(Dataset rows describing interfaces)
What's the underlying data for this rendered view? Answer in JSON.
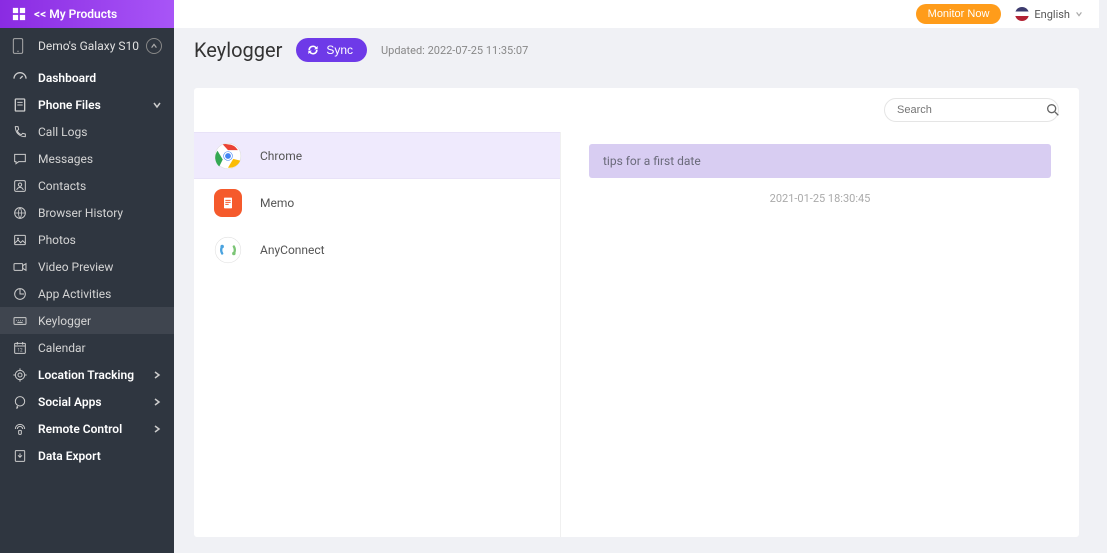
{
  "topbar": {
    "monitor_label": "Monitor Now",
    "language_label": "English"
  },
  "sidebar": {
    "products_label": "<< My Products",
    "device_name": "Demo's Galaxy S10",
    "items": [
      {
        "label": "Dashboard",
        "bold": true
      },
      {
        "label": "Phone Files",
        "bold": true,
        "expandable": true
      },
      {
        "label": "Call Logs"
      },
      {
        "label": "Messages"
      },
      {
        "label": "Contacts"
      },
      {
        "label": "Browser History"
      },
      {
        "label": "Photos"
      },
      {
        "label": "Video Preview"
      },
      {
        "label": "App Activities"
      },
      {
        "label": "Keylogger",
        "active": true
      },
      {
        "label": "Calendar"
      },
      {
        "label": "Location Tracking",
        "bold": true,
        "expandable": true
      },
      {
        "label": "Social Apps",
        "bold": true,
        "expandable": true
      },
      {
        "label": "Remote Control",
        "bold": true,
        "expandable": true
      },
      {
        "label": "Data Export",
        "bold": true
      }
    ]
  },
  "page": {
    "title": "Keylogger",
    "sync_label": "Sync",
    "updated_prefix": "Updated:",
    "updated_time": "2022-07-25 11:35:07"
  },
  "search": {
    "placeholder": "Search"
  },
  "apps": [
    {
      "name": "Chrome",
      "selected": true
    },
    {
      "name": "Memo"
    },
    {
      "name": "AnyConnect"
    }
  ],
  "log": {
    "entry_text": "tips for a first date",
    "timestamp": "2021-01-25 18:30:45"
  }
}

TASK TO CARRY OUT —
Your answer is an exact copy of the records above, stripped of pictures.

RESPONSE TO THIS TASK —
What's the underlying data for this rendered view? Answer in JSON.
{
  "topbar": {
    "monitor_label": "Monitor Now",
    "language_label": "English"
  },
  "sidebar": {
    "products_label": "<< My Products",
    "device_name": "Demo's Galaxy S10",
    "items": [
      {
        "label": "Dashboard",
        "bold": true
      },
      {
        "label": "Phone Files",
        "bold": true,
        "expandable": true
      },
      {
        "label": "Call Logs"
      },
      {
        "label": "Messages"
      },
      {
        "label": "Contacts"
      },
      {
        "label": "Browser History"
      },
      {
        "label": "Photos"
      },
      {
        "label": "Video Preview"
      },
      {
        "label": "App Activities"
      },
      {
        "label": "Keylogger",
        "active": true
      },
      {
        "label": "Calendar"
      },
      {
        "label": "Location Tracking",
        "bold": true,
        "expandable": true
      },
      {
        "label": "Social Apps",
        "bold": true,
        "expandable": true
      },
      {
        "label": "Remote Control",
        "bold": true,
        "expandable": true
      },
      {
        "label": "Data Export",
        "bold": true
      }
    ]
  },
  "page": {
    "title": "Keylogger",
    "sync_label": "Sync",
    "updated_prefix": "Updated:",
    "updated_time": "2022-07-25 11:35:07"
  },
  "search": {
    "placeholder": "Search"
  },
  "apps": [
    {
      "name": "Chrome",
      "selected": true
    },
    {
      "name": "Memo"
    },
    {
      "name": "AnyConnect"
    }
  ],
  "log": {
    "entry_text": "tips for a first date",
    "timestamp": "2021-01-25 18:30:45"
  }
}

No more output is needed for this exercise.